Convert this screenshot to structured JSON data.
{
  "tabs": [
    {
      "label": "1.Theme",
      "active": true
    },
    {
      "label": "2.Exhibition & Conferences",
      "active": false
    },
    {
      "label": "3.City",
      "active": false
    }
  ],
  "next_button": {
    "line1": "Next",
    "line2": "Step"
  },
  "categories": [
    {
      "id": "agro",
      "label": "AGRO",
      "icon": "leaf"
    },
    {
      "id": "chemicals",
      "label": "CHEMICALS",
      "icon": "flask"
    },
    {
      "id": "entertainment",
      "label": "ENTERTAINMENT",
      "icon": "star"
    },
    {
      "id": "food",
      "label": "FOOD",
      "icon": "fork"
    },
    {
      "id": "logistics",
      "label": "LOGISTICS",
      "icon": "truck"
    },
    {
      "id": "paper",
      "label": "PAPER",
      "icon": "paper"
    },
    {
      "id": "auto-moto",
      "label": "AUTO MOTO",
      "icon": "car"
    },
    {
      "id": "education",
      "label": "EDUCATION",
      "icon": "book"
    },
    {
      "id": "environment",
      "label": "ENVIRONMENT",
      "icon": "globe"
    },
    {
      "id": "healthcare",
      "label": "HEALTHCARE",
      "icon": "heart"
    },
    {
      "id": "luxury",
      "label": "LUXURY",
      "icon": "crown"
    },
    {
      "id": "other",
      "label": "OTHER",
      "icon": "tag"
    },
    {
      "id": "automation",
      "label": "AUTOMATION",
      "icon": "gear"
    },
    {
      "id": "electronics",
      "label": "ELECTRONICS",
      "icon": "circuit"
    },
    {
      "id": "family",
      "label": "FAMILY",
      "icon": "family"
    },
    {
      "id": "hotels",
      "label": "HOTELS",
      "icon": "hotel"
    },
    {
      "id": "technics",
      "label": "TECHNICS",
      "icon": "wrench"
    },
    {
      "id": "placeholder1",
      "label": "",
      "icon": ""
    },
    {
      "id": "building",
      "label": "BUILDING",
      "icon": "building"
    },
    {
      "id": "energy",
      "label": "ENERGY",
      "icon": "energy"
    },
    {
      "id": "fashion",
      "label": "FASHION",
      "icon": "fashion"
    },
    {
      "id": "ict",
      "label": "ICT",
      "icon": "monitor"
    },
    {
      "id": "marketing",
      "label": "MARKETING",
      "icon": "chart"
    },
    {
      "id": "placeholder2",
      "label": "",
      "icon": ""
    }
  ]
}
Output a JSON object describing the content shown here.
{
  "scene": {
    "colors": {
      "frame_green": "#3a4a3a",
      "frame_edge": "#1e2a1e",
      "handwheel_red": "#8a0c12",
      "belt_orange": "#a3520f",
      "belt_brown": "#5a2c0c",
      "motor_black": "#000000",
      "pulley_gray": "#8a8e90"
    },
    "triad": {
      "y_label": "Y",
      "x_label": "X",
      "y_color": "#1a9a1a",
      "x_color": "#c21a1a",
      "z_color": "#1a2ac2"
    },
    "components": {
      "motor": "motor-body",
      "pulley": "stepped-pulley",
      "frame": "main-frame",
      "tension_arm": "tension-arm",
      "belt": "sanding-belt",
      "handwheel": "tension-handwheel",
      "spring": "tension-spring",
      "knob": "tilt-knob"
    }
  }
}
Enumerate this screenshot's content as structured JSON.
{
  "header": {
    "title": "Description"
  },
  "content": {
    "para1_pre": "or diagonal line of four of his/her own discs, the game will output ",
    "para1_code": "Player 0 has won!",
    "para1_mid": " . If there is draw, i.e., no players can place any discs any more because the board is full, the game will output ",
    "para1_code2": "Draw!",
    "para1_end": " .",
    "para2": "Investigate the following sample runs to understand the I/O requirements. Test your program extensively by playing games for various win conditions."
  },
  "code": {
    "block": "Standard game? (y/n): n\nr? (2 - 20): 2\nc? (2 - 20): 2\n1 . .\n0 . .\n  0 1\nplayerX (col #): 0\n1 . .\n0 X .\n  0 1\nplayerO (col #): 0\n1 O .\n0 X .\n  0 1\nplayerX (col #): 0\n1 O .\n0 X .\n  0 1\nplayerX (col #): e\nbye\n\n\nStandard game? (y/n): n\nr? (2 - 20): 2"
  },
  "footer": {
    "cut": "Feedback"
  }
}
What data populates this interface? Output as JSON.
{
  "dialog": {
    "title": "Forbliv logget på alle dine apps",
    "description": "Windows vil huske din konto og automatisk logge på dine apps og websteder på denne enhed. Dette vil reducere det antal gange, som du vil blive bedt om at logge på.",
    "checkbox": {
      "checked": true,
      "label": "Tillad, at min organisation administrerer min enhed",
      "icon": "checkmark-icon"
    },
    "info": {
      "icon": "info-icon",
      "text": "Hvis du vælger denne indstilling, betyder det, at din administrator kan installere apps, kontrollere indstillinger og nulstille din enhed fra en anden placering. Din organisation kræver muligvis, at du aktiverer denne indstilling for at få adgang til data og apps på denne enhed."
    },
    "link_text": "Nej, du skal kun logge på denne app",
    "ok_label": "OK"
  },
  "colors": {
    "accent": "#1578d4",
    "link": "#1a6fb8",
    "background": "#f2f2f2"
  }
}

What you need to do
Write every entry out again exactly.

Exercise solution
Convert this screenshot to structured JSON data.
{
  "tabs": [
    {
      "label": "1.Theme",
      "active": true
    },
    {
      "label": "2.Exhibition & Conferences",
      "active": false
    },
    {
      "label": "3.City",
      "active": false
    }
  ],
  "next_button": {
    "line1": "Next",
    "line2": "Step"
  },
  "categories": [
    {
      "id": "agro",
      "label": "AGRO",
      "icon": "leaf"
    },
    {
      "id": "chemicals",
      "label": "CHEMICALS",
      "icon": "flask"
    },
    {
      "id": "entertainment",
      "label": "ENTERTAINMENT",
      "icon": "star"
    },
    {
      "id": "food",
      "label": "FOOD",
      "icon": "fork"
    },
    {
      "id": "logistics",
      "label": "LOGISTICS",
      "icon": "truck"
    },
    {
      "id": "paper",
      "label": "PAPER",
      "icon": "paper"
    },
    {
      "id": "auto-moto",
      "label": "AUTO MOTO",
      "icon": "car"
    },
    {
      "id": "education",
      "label": "EDUCATION",
      "icon": "book"
    },
    {
      "id": "environment",
      "label": "ENVIRONMENT",
      "icon": "globe"
    },
    {
      "id": "healthcare",
      "label": "HEALTHCARE",
      "icon": "heart"
    },
    {
      "id": "luxury",
      "label": "LUXURY",
      "icon": "crown"
    },
    {
      "id": "other",
      "label": "OTHER",
      "icon": "tag"
    },
    {
      "id": "automation",
      "label": "AUTOMATION",
      "icon": "gear"
    },
    {
      "id": "electronics",
      "label": "ELECTRONICS",
      "icon": "circuit"
    },
    {
      "id": "family",
      "label": "FAMILY",
      "icon": "family"
    },
    {
      "id": "hotels",
      "label": "HOTELS",
      "icon": "hotel"
    },
    {
      "id": "technics",
      "label": "TECHNICS",
      "icon": "wrench"
    },
    {
      "id": "placeholder1",
      "label": "",
      "icon": ""
    },
    {
      "id": "building",
      "label": "BUILDING",
      "icon": "building"
    },
    {
      "id": "energy",
      "label": "ENERGY",
      "icon": "energy"
    },
    {
      "id": "fashion",
      "label": "FASHION",
      "icon": "fashion"
    },
    {
      "id": "ict",
      "label": "ICT",
      "icon": "monitor"
    },
    {
      "id": "marketing",
      "label": "MARKETING",
      "icon": "chart"
    },
    {
      "id": "placeholder2",
      "label": "",
      "icon": ""
    }
  ]
}
Output a JSON object describing the content shown here.
{
  "scene": {
    "colors": {
      "frame_green": "#3a4a3a",
      "frame_edge": "#1e2a1e",
      "handwheel_red": "#8a0c12",
      "belt_orange": "#a3520f",
      "belt_brown": "#5a2c0c",
      "motor_black": "#000000",
      "pulley_gray": "#8a8e90"
    },
    "triad": {
      "y_label": "Y",
      "x_label": "X",
      "y_color": "#1a9a1a",
      "x_color": "#c21a1a",
      "z_color": "#1a2ac2"
    },
    "components": {
      "motor": "motor-body",
      "pulley": "stepped-pulley",
      "frame": "main-frame",
      "tension_arm": "tension-arm",
      "belt": "sanding-belt",
      "handwheel": "tension-handwheel",
      "spring": "tension-spring",
      "knob": "tilt-knob"
    }
  }
}
Enumerate this screenshot's content as structured JSON.
{
  "header": {
    "title": "Description"
  },
  "content": {
    "para1_pre": "or diagonal line of four of his/her own discs, the game will output ",
    "para1_code": "Player 0 has won!",
    "para1_mid": " . If there is draw, i.e., no players can place any discs any more because the board is full, the game will output ",
    "para1_code2": "Draw!",
    "para1_end": " .",
    "para2": "Investigate the following sample runs to understand the I/O requirements. Test your program extensively by playing games for various win conditions."
  },
  "code": {
    "block": "Standard game? (y/n): n\nr? (2 - 20): 2\nc? (2 - 20): 2\n1 . .\n0 . .\n  0 1\nplayerX (col #): 0\n1 . .\n0 X .\n  0 1\nplayerO (col #): 0\n1 O .\n0 X .\n  0 1\nplayerX (col #): 0\n1 O .\n0 X .\n  0 1\nplayerX (col #): e\nbye\n\n\nStandard game? (y/n): n\nr? (2 - 20): 2"
  },
  "footer": {
    "cut": "Feedback"
  }
}
What data populates this interface? Output as JSON.
{
  "dialog": {
    "title": "Forbliv logget på alle dine apps",
    "description": "Windows vil huske din konto og automatisk logge på dine apps og websteder på denne enhed. Dette vil reducere det antal gange, som du vil blive bedt om at logge på.",
    "checkbox": {
      "checked": true,
      "label": "Tillad, at min organisation administrerer min enhed",
      "icon": "checkmark-icon"
    },
    "info": {
      "icon": "info-icon",
      "text": "Hvis du vælger denne indstilling, betyder det, at din administrator kan installere apps, kontrollere indstillinger og nulstille din enhed fra en anden placering. Din organisation kræver muligvis, at du aktiverer denne indstilling for at få adgang til data og apps på denne enhed."
    },
    "link_text": "Nej, du skal kun logge på denne app",
    "ok_label": "OK"
  },
  "colors": {
    "accent": "#1578d4",
    "link": "#1a6fb8",
    "background": "#f2f2f2"
  }
}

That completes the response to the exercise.